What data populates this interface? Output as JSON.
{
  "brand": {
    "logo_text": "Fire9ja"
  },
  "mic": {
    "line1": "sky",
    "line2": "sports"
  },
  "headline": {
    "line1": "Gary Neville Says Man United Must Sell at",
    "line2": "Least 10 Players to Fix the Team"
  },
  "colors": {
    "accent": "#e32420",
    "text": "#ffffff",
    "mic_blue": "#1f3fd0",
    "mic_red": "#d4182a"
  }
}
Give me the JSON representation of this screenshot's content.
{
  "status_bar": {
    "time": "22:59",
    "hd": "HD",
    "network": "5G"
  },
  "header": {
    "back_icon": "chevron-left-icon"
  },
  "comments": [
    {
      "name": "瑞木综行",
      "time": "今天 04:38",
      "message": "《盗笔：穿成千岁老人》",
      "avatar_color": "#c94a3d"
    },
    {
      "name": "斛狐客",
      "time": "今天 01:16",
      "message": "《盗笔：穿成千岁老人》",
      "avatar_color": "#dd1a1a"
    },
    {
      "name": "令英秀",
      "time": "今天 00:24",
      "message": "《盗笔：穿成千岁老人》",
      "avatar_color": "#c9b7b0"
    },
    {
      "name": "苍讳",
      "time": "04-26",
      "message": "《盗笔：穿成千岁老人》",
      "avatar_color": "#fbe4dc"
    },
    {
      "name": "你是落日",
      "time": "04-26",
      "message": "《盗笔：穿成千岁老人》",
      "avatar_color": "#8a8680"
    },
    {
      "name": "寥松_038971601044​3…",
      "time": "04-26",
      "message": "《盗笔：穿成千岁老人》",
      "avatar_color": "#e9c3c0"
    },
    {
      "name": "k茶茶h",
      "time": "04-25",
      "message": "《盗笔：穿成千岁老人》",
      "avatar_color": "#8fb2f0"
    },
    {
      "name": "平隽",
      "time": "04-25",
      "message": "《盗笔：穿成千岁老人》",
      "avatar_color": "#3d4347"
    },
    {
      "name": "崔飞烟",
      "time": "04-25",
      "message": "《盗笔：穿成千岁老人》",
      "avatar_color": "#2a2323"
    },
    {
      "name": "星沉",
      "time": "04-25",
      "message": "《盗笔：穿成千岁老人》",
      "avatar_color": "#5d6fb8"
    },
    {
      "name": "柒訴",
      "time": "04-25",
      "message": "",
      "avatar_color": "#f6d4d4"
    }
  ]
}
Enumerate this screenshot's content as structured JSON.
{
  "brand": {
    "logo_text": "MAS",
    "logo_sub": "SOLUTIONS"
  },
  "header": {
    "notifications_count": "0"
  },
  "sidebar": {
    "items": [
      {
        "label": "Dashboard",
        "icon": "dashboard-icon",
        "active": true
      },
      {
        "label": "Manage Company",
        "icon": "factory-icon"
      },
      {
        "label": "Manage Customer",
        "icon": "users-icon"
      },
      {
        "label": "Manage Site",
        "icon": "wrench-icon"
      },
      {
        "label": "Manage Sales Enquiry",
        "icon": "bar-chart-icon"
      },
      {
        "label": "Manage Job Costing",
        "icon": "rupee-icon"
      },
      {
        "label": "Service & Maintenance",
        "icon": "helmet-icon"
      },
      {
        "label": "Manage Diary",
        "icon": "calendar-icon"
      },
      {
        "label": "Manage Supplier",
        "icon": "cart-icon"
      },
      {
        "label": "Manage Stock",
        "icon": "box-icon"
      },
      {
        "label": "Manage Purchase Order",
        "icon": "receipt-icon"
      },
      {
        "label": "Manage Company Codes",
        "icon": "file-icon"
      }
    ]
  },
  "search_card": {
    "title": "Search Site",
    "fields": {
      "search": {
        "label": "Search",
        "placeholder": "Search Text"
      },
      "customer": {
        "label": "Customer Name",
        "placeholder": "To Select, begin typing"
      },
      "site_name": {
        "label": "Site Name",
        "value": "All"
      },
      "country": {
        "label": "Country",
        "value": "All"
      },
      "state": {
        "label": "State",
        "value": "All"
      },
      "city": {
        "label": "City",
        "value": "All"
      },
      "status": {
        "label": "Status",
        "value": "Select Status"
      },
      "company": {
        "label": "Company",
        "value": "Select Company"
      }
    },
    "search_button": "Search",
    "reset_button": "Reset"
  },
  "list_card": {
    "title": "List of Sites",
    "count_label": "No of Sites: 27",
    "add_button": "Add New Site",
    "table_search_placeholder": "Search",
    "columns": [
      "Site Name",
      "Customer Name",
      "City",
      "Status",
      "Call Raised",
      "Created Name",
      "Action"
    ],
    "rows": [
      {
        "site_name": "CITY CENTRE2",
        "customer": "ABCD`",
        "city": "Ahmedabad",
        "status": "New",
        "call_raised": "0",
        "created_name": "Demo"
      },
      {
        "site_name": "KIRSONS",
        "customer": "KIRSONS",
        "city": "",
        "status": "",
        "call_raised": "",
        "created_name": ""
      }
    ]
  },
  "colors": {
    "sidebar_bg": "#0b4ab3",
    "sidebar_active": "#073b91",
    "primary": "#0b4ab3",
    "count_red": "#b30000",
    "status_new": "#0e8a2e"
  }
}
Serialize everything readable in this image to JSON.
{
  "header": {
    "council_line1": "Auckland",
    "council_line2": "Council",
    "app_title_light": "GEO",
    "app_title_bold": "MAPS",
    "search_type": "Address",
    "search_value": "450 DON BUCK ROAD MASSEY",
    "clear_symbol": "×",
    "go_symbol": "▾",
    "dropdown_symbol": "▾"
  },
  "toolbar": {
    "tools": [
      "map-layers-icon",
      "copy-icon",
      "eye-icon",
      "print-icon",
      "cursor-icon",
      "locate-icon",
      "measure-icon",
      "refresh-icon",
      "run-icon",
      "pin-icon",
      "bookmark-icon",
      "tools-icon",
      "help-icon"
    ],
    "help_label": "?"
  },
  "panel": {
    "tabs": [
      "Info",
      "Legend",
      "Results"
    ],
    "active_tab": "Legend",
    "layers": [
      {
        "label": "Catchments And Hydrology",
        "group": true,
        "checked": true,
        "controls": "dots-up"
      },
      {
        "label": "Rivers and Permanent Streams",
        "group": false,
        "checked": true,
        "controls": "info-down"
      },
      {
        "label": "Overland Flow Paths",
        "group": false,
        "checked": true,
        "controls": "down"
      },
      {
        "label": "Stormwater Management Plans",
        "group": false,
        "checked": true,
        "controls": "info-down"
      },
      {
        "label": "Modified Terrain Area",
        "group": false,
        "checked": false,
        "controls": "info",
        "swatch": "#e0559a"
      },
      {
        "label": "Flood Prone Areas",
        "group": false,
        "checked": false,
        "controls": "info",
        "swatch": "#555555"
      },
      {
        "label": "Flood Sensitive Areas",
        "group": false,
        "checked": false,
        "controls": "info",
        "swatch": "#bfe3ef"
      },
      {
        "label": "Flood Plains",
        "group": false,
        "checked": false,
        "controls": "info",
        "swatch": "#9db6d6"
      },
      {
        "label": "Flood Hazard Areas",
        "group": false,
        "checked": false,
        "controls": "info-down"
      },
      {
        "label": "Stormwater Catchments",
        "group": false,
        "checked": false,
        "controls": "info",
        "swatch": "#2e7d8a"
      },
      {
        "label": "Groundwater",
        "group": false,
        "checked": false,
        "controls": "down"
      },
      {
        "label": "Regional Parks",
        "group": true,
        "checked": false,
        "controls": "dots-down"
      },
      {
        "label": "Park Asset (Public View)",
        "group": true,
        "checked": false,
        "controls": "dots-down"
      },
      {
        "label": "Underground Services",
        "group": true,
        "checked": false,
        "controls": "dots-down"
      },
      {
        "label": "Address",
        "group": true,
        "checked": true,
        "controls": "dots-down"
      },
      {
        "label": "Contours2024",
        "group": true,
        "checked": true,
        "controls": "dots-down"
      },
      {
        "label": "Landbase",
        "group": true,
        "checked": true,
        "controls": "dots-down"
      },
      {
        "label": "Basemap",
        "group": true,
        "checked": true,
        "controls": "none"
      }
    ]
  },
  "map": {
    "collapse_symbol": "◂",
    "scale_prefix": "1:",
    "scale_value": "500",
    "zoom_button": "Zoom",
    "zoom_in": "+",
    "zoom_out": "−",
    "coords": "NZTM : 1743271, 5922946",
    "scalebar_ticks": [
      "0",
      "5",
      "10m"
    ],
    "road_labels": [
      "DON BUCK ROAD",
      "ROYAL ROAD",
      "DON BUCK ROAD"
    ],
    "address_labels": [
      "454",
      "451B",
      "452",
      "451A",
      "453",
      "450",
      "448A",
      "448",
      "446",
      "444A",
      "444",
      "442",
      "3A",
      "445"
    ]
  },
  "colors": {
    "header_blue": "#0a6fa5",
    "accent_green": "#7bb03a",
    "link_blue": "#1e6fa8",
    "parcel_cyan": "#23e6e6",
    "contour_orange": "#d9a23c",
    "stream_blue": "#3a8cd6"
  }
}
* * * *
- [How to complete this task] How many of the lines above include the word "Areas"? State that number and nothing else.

- [Solution to this task] 3